R.A.P.: How does the problem of many stations being over-leveraged affect this "big buck" plan?
Tom: This problem is going to affect everybody's paycheck in the short term. People need to realize this. While I might be painting a picture of utopia in the future for production people, the short term is going to be tough. Guys that are in the trenches don't realize this, but there are a lot of GM's and owners who are really sweating bullets right now.

Once we get over all this over-leveraged crap, things are going to be great. That will be the time when production people make the big bucks. The key now is to bring the writing into the production. Bring that symbolism and that creativity into it. Then Program Directors will begin to hear how much a Production Director can really do for radio stations, and they'll begin to demand those skills for their radio stations. Then the production guys will start making the big bucks, after we get over the effect the Wall Street guys had on our industry.

R.A.P.: You've put a lot of emphasis on the importance of production people to a station's morning show. What thoughts do you have regarding the more common tasks of the Production Director of producing spots and promos?
Tom: It's interesting. I don't know how many production people really make an effort to go out and meet their clients, but that is something that is really important. Every business has a culture, and if you're trying to produce a commercial for a business -- I don't care if it's a two man shop -- it's going to have a culture. It's incumbent upon a good Production Director to go in and learn the culture of the business they're creating an advertisement for so they can reflect the culture of the business in the ad. It's not only a vanity thing for the business -- the business will go, "God, I loved your spot!

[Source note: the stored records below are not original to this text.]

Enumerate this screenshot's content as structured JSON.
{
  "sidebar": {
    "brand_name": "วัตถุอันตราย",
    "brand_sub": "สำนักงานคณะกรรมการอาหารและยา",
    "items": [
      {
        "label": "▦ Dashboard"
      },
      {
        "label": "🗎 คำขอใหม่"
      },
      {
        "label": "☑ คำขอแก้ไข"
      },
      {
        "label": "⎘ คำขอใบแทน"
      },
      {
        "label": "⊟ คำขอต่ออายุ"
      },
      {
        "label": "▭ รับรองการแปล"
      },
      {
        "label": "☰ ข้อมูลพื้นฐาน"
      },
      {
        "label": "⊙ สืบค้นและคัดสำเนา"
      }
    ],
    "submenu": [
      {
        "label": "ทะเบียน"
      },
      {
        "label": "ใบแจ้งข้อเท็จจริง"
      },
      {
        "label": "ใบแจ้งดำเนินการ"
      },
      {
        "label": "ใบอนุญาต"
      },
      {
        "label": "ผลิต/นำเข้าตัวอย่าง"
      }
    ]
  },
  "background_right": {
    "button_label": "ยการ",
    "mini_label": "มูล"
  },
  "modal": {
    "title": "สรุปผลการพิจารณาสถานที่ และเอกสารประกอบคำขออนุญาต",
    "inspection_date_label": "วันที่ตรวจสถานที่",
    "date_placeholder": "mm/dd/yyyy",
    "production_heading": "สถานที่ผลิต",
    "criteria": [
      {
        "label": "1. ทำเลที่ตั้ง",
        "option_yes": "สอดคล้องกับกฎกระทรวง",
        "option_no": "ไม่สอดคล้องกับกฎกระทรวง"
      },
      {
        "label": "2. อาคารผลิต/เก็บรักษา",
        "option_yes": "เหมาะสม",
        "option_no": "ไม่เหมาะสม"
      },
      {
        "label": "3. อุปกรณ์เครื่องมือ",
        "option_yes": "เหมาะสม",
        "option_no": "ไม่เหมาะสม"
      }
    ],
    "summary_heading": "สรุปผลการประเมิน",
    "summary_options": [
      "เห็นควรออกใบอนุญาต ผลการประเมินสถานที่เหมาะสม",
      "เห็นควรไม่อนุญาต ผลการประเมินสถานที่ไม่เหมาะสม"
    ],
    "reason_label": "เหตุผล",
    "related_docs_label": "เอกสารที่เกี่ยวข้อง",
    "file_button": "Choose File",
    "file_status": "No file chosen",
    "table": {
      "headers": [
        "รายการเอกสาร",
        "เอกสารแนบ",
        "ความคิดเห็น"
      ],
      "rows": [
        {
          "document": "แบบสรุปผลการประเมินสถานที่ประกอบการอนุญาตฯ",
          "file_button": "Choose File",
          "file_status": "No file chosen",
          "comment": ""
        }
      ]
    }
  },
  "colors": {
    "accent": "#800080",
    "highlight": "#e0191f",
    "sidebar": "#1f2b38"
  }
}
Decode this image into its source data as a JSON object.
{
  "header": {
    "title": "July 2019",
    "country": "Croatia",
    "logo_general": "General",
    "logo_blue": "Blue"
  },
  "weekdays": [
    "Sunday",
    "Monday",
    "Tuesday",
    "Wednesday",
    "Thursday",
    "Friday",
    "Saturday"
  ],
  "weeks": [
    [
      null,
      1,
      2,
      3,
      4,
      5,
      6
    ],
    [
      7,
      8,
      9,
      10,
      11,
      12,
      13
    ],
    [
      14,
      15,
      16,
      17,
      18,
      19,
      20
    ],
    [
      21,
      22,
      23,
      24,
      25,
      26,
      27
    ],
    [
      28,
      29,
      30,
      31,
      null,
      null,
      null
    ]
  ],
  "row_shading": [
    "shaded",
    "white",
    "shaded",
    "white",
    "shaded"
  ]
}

You were very flattering and had fun with my culture and my business and I love that!" -- but it's also very endearing to the listener to know about the culture of a business because everybody is sensitive to it. If you can reflect the culture of a business and have fun with it, if that culture allows it, ads can be very effective. I think guys really miss that, and I know that the client appreciates it for the most part.

Most clients are happy to have you come and patronize their businesses. You have a responsibility as the employee of a radio station to patronize advertisers, but it's even more than that. It's going in and saying, "Hi, I'm the Production Director for WXXX. Mr. Pizza Guy, tell me how long you've been here. Tell me what kind of cheese you use. Tell me about who works here." You're going to find something. You're going to find a hook. You're going to find something that is endearing about the company, something that's cool, something you can really grab on to and utilize and bring out. Advertising really works effectively when you get to know who your client is.

I know people are going to read this and go, "Man, I don't have time to do that. I've got too much going on. I've got salespeople jumping down my throat. I've got a Program Director jumping down my throat, and I just don't have the time to do that stuff." You've got to make the time. If you're really committed to making the big bucks in this business, you've got to make the time.

R.A.P.: That sounds good, but for many Production Directors there just simply isn't the time to spend an hour traveling to and from a client's business, then another hour with the client. Where's the compromise?
Tom: Maybe you don't go to the client that's a half-hour away. You see the client that's ten minutes away and have lunch with him. Get a salesperson to throw a party for her clients at a bar where she's got trade. Go to that party and get the salesperson to introduce you to all her clients and talk with them. Or just call them on the phone. There's a lot of ways to contact them and get close to them.

Guys that have been doing this for a long time know that it works. These have got to be goals that everybody makes for themselves. Maybe you do it on the weekends. It's a very easy thing to do, and it's really painless because all you're doing is going out to meet somebody and talk about what they do. It's one of the easiest parts of the job there is. Then, once you demonstrate the power of getting close to the clients and what it really means to the business, you can go to the GM and say, "Boy! PR is really becoming an important component of my job, and I'm really getting bogged down with all these dubs. Do you think I could bring an intern in to do dubs for me or help me with my filing and clerical things?" Then, just build it up from there. Extend yourself and create the need, and demonstrate how it will pay for itself. I think you'll find that General Managers are a lot easier to deal with in that environment.

Tell your GM, "You know, I've gone to these two clients and they went from being $450 a month clients to $900 a month clients, and that was just the two guys I went and visited. Mr. GM, if I could go and visit four, by having a little help, who knows what that would bring? I think it's pretty clear what I've demonstrated and what I can do on my own. What I really need is some help so I can do more of this and bring more money into the radio station." You've got to be a salesman, understand the process of sales and speak the GM's language.

Of course, everything I'm talking about means more work, but that's going to be the difference between making the big bucks in the big markets and just being a tape head for the rest of your gig until you finally just hate it, get pissed off, and get into something else.